Exam awarding bodies and government education departments across the world are increasingly adopting onscreen (e-marking) in favour of traditional pen and paper marking.
In this week’s blog post we ask: is onscreen marking ghoulishly delightful or hair-raisingly frightful?
- It can help improve security: The original transcripts no longer need to be posted to examiner’s house, or driven in the back of a car, as the digital files are transferred securely online. This reduces the risk of paper scripts going missing or getting lost in transit.
- It can improve the quality assurance of marking: E-marking systems can help you monitor the quality and consistency of marking, via seed scripts that are added to the examiner’s task list. The marks awarded on these scripts are compared to the awarding body’s pre-determined scores set by the principal examiner, helping to ensure that examiners are marking within tolerance of the mark scheme.
- Onscreen marking helps enhance transparency: You can see exactly where marks have been awarded thanks to on-screen annotations. Team leaders can also track the progress and status of scripts being marked by their examiners at any given time, identifying and managing any potential issue that may arise.
- It cuts down on human error: If an examiner misses a question or miscalculates the total number of marks, for example, they’ll get an alert before they can proceed.
- It is flexible: Day or night, examiners can complete their marking at a time and place that suits them, around their own personal schedule.
Double, double toil and trouble
- It requires investment to initially set up: If your infrastructure is outmoded you may have to spend money to upgrade it. Furthermore, learning how to use the system can cost time and money.
- You need to ensure that your examiners have access to a computer, and a secure internet connection: To be able to use e-marking, your examiners need to have access to a device that meets the minimum requirement to use the software. Secure internet access with sufficient bandwidth to download and view scripts on their system will also be important.
- It’s a bit more complicated than using a red pen: Traditional pen and paper marking is typically done using a simple red pen writing, where examiners tick or cross the answers and tally the results. With onscreen marking, there are a few more steps involved and your examiners and employees will need some training and support to understand how the software works and how to fully realise the benefits that onscreen marking can bring.

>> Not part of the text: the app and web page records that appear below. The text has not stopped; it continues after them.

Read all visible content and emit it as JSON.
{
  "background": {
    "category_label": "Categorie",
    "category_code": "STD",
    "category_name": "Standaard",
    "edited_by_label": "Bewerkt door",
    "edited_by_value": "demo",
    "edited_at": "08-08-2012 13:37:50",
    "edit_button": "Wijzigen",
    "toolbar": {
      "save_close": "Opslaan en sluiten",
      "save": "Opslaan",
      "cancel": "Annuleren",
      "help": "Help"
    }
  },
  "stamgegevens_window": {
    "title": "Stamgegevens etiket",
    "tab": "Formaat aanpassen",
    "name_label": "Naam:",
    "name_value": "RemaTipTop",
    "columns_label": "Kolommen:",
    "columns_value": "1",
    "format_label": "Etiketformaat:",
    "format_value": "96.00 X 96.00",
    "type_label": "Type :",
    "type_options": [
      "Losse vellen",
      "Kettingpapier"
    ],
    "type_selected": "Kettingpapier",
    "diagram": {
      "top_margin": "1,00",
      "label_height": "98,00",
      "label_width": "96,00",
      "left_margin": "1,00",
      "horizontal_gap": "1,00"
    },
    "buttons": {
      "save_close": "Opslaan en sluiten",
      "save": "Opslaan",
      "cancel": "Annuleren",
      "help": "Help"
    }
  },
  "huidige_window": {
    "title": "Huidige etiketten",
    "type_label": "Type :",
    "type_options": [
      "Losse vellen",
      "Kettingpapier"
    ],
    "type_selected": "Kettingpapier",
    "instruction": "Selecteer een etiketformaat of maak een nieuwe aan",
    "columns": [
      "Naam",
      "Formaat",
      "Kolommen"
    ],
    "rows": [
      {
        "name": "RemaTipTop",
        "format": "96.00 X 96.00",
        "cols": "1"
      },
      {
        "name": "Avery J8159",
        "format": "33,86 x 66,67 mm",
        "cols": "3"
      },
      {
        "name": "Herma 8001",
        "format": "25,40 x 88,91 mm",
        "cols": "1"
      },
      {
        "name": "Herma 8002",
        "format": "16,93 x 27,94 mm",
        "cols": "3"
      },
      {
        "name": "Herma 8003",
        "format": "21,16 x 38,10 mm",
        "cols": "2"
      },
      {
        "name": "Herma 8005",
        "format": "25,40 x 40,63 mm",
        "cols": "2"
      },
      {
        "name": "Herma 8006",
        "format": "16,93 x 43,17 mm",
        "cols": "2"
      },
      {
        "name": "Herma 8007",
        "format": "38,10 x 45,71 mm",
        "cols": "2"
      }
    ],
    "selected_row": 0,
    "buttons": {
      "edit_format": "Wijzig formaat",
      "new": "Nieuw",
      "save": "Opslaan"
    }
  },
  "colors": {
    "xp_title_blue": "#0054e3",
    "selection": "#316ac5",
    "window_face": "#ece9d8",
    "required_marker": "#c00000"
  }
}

For more fang-tastic advantages to adopting e-marking, download a free copy of our infographic ‘The benefits of e-marking’.